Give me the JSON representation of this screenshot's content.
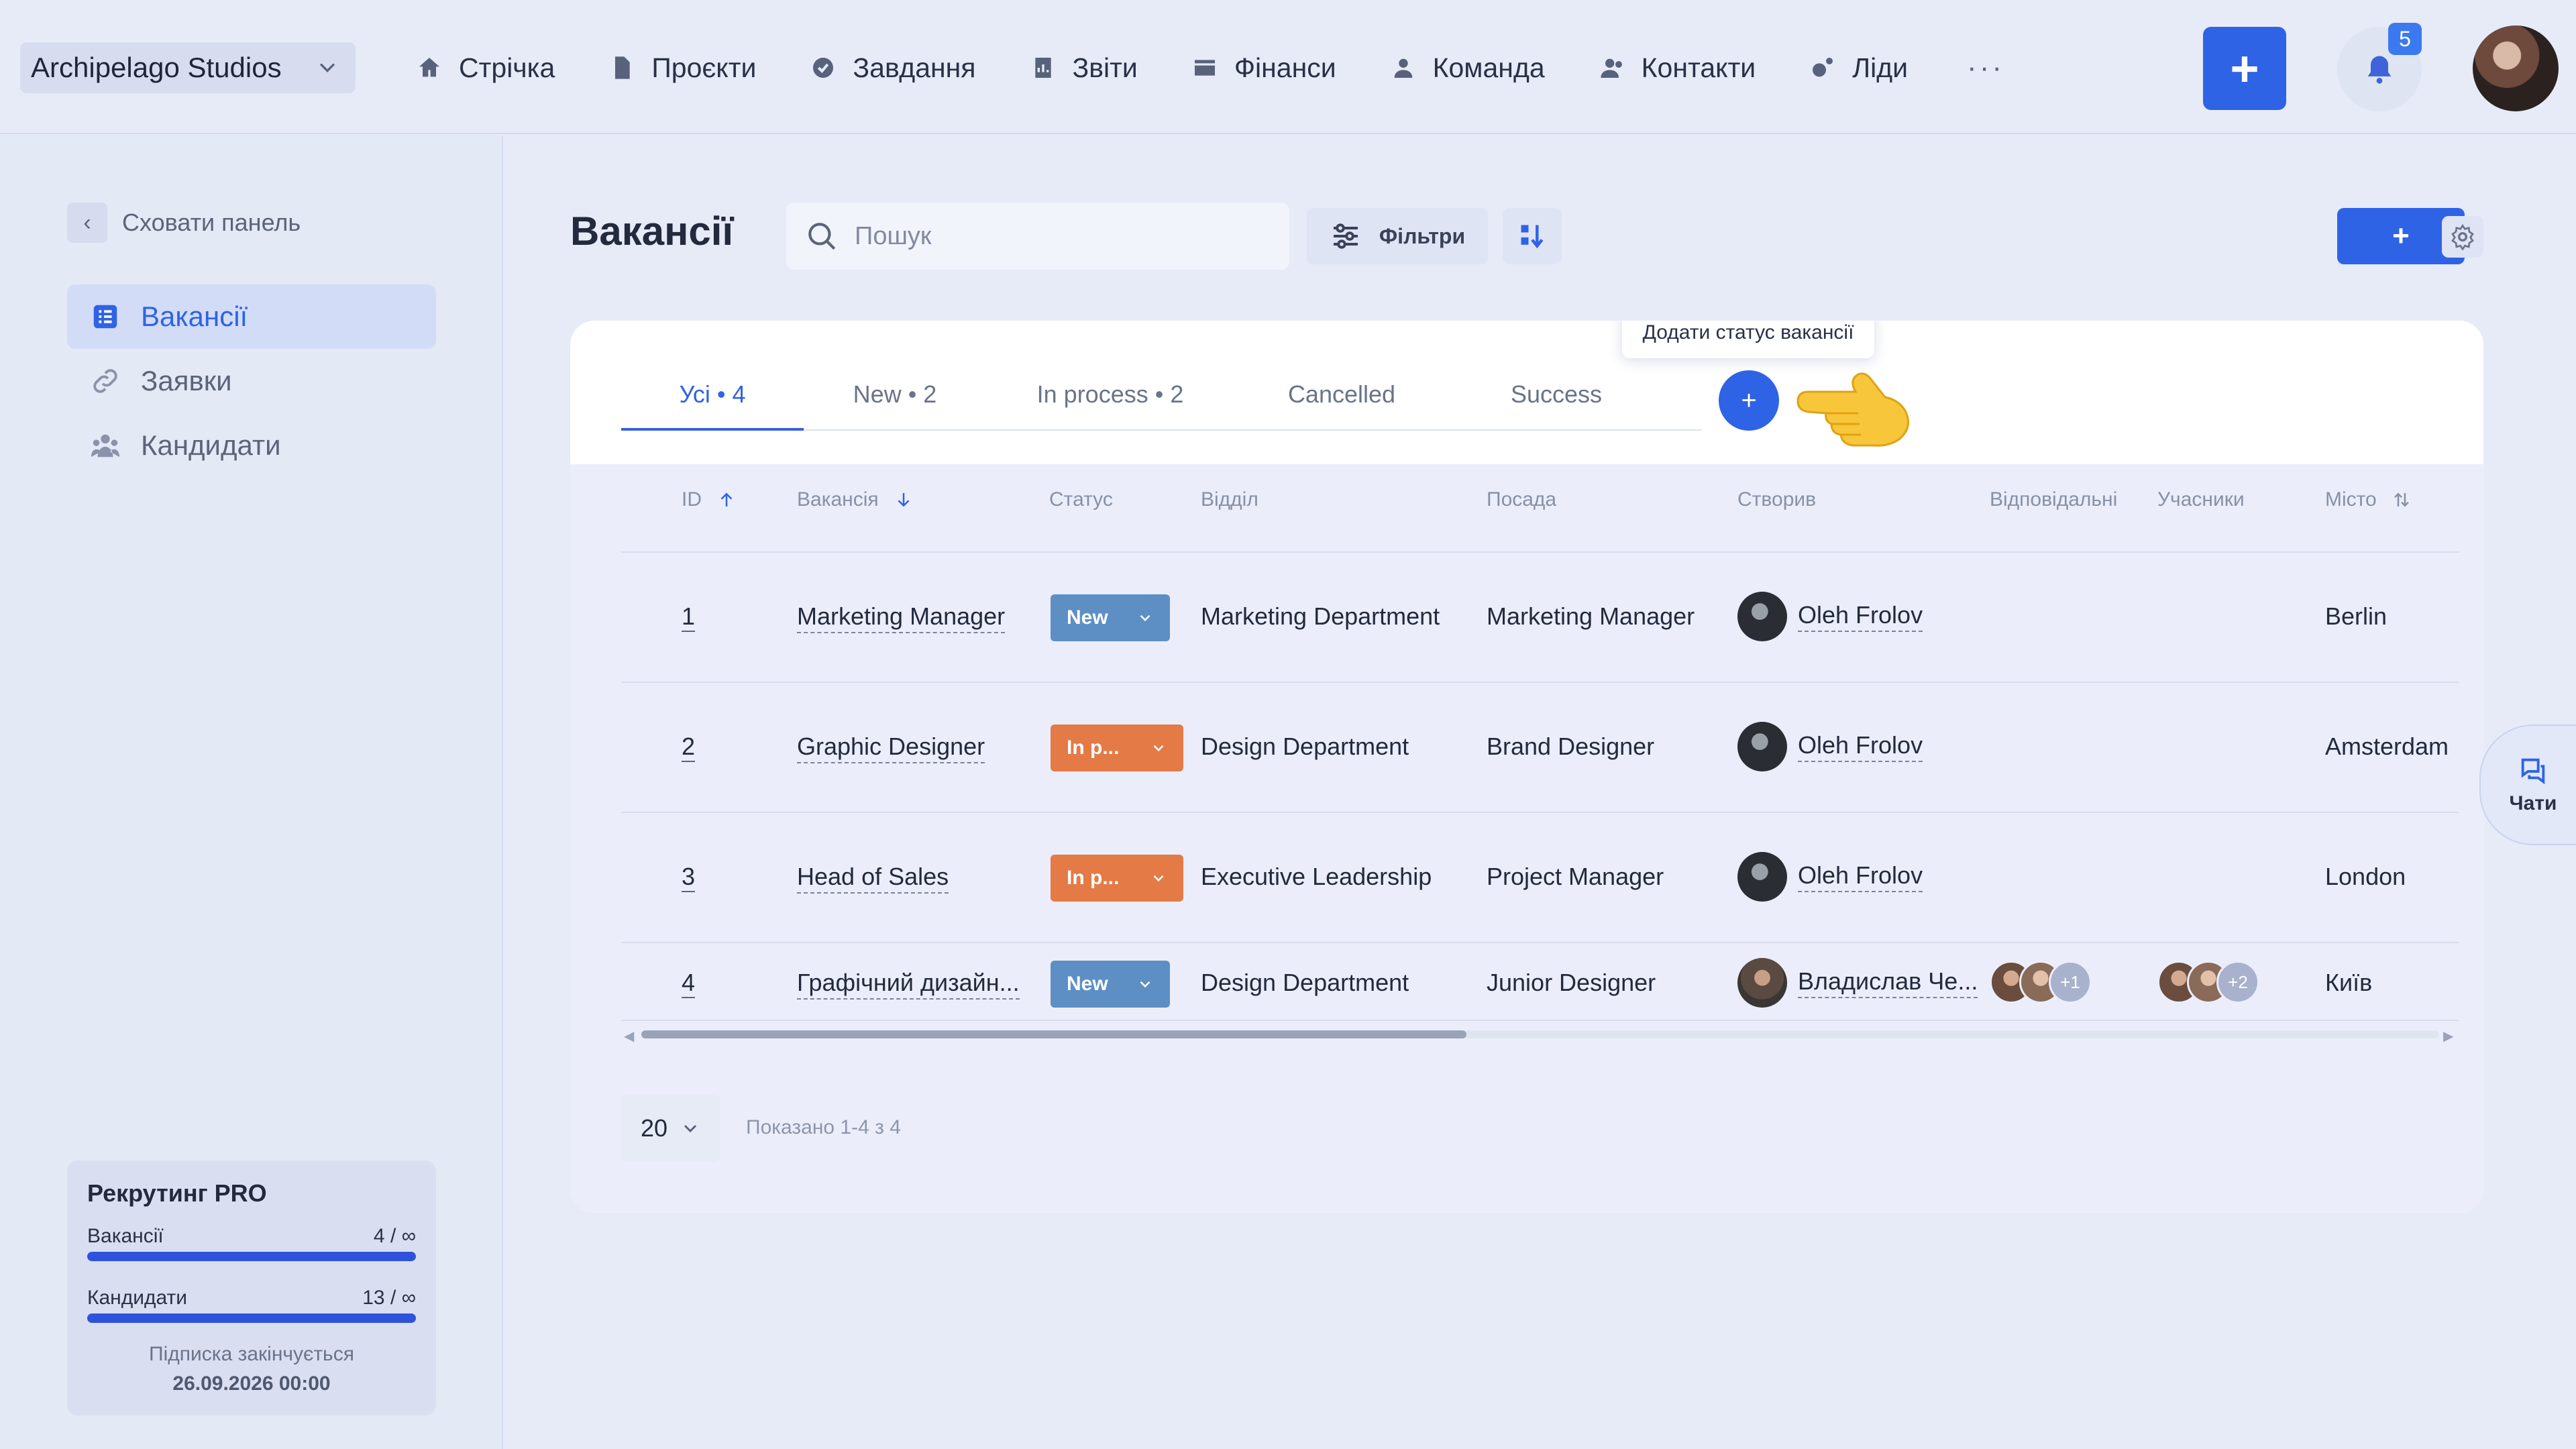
{
  "workspace": {
    "name": "Archipelago Studios"
  },
  "nav": {
    "items": [
      {
        "label": "Стрічка",
        "icon": "home-icon"
      },
      {
        "label": "Проєкти",
        "icon": "document-icon"
      },
      {
        "label": "Завдання",
        "icon": "check-circle-icon"
      },
      {
        "label": "Звіти",
        "icon": "report-icon"
      },
      {
        "label": "Фінанси",
        "icon": "wallet-icon"
      },
      {
        "label": "Команда",
        "icon": "person-icon"
      },
      {
        "label": "Контакти",
        "icon": "contacts-icon"
      },
      {
        "label": "Ліди",
        "icon": "leads-icon"
      }
    ],
    "more": "···",
    "add": "+",
    "notifications_count": "5"
  },
  "sidebar": {
    "hide_label": "Сховати панель",
    "items": [
      {
        "label": "Вакансії",
        "icon": "list-icon",
        "active": true
      },
      {
        "label": "Заявки",
        "icon": "link-icon",
        "active": false
      },
      {
        "label": "Кандидати",
        "icon": "users-icon",
        "active": false
      }
    ],
    "plan": {
      "title": "Рекрутинг PRO",
      "rows": [
        {
          "label": "Вакансії",
          "value": "4 / ∞"
        },
        {
          "label": "Кандидати",
          "value": "13 / ∞"
        }
      ],
      "expires_label": "Підписка закінчується",
      "expires_date": "26.09.2026 00:00"
    }
  },
  "main": {
    "title": "Вакансії",
    "search_placeholder": "Пошук",
    "filters_label": "Фільтри",
    "add_label": "+",
    "tabs": [
      {
        "label": "Усі • 4",
        "active": true
      },
      {
        "label": "New • 2",
        "active": false
      },
      {
        "label": "In process • 2",
        "active": false
      },
      {
        "label": "Cancelled",
        "active": false
      },
      {
        "label": "Success",
        "active": false
      }
    ],
    "add_status_tooltip": "Додати статус вакансії",
    "add_status_label": "+",
    "columns": [
      "ID",
      "Вакансія",
      "Статус",
      "Відділ",
      "Посада",
      "Створив",
      "Відповідальні",
      "Учасники",
      "Місто"
    ],
    "rows": [
      {
        "id": "1",
        "vacancy": "Marketing Manager",
        "status": "New",
        "status_color": "#5d8fc4",
        "department": "Marketing Department",
        "position": "Marketing Manager",
        "creator": "Oleh Frolov",
        "city": "Berlin"
      },
      {
        "id": "2",
        "vacancy": "Graphic Designer",
        "status": "In p...",
        "status_color": "#e47a45",
        "department": "Design Department",
        "position": "Brand Designer",
        "creator": "Oleh Frolov",
        "city": "Amsterdam"
      },
      {
        "id": "3",
        "vacancy": "Head of Sales",
        "status": "In p...",
        "status_color": "#e47a45",
        "department": "Executive Leadership",
        "position": "Project Manager",
        "creator": "Oleh Frolov",
        "city": "London"
      },
      {
        "id": "4",
        "vacancy": "Графічний дизайн...",
        "status": "New",
        "status_color": "#5d8fc4",
        "department": "Design Department",
        "position": "Junior Designer",
        "creator": "Владислав Че...",
        "responsible_more": "+1",
        "participants_more": "+2",
        "city": "Київ"
      }
    ],
    "page_size": "20",
    "shown": "Показано 1-4 з 4"
  },
  "chats": {
    "label": "Чати"
  },
  "colors": {
    "accent": "#2f63e6",
    "new": "#5d8fc4",
    "in_process": "#e47a45"
  }
}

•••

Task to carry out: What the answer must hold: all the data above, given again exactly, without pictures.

Answer to this problem:
Give me the JSON representation of this screenshot's content.
{
  "workspace": {
    "name": "Archipelago Studios"
  },
  "nav": {
    "items": [
      {
        "label": "Стрічка",
        "icon": "home-icon"
      },
      {
        "label": "Проєкти",
        "icon": "document-icon"
      },
      {
        "label": "Завдання",
        "icon": "check-circle-icon"
      },
      {
        "label": "Звіти",
        "icon": "report-icon"
      },
      {
        "label": "Фінанси",
        "icon": "wallet-icon"
      },
      {
        "label": "Команда",
        "icon": "person-icon"
      },
      {
        "label": "Контакти",
        "icon": "contacts-icon"
      },
      {
        "label": "Ліди",
        "icon": "leads-icon"
      }
    ],
    "more": "···",
    "add": "+",
    "notifications_count": "5"
  },
  "sidebar": {
    "hide_label": "Сховати панель",
    "items": [
      {
        "label": "Вакансії",
        "icon": "list-icon",
        "active": true
      },
      {
        "label": "Заявки",
        "icon": "link-icon",
        "active": false
      },
      {
        "label": "Кандидати",
        "icon": "users-icon",
        "active": false
      }
    ],
    "plan": {
      "title": "Рекрутинг PRO",
      "rows": [
        {
          "label": "Вакансії",
          "value": "4 / ∞"
        },
        {
          "label": "Кандидати",
          "value": "13 / ∞"
        }
      ],
      "expires_label": "Підписка закінчується",
      "expires_date": "26.09.2026 00:00"
    }
  },
  "main": {
    "title": "Вакансії",
    "search_placeholder": "Пошук",
    "filters_label": "Фільтри",
    "add_label": "+",
    "tabs": [
      {
        "label": "Усі • 4",
        "active": true
      },
      {
        "label": "New • 2",
        "active": false
      },
      {
        "label": "In process • 2",
        "active": false
      },
      {
        "label": "Cancelled",
        "active": false
      },
      {
        "label": "Success",
        "active": false
      }
    ],
    "add_status_tooltip": "Додати статус вакансії",
    "add_status_label": "+",
    "columns": [
      "ID",
      "Вакансія",
      "Статус",
      "Відділ",
      "Посада",
      "Створив",
      "Відповідальні",
      "Учасники",
      "Місто"
    ],
    "rows": [
      {
        "id": "1",
        "vacancy": "Marketing Manager",
        "status": "New",
        "status_color": "#5d8fc4",
        "department": "Marketing Department",
        "position": "Marketing Manager",
        "creator": "Oleh Frolov",
        "city": "Berlin"
      },
      {
        "id": "2",
        "vacancy": "Graphic Designer",
        "status": "In p...",
        "status_color": "#e47a45",
        "department": "Design Department",
        "position": "Brand Designer",
        "creator": "Oleh Frolov",
        "city": "Amsterdam"
      },
      {
        "id": "3",
        "vacancy": "Head of Sales",
        "status": "In p...",
        "status_color": "#e47a45",
        "department": "Executive Leadership",
        "position": "Project Manager",
        "creator": "Oleh Frolov",
        "city": "London"
      },
      {
        "id": "4",
        "vacancy": "Графічний дизайн...",
        "status": "New",
        "status_color": "#5d8fc4",
        "department": "Design Department",
        "position": "Junior Designer",
        "creator": "Владислав Че...",
        "responsible_more": "+1",
        "participants_more": "+2",
        "city": "Київ"
      }
    ],
    "page_size": "20",
    "shown": "Показано 1-4 з 4"
  },
  "chats": {
    "label": "Чати"
  },
  "colors": {
    "accent": "#2f63e6",
    "new": "#5d8fc4",
    "in_process": "#e47a45"
  }
}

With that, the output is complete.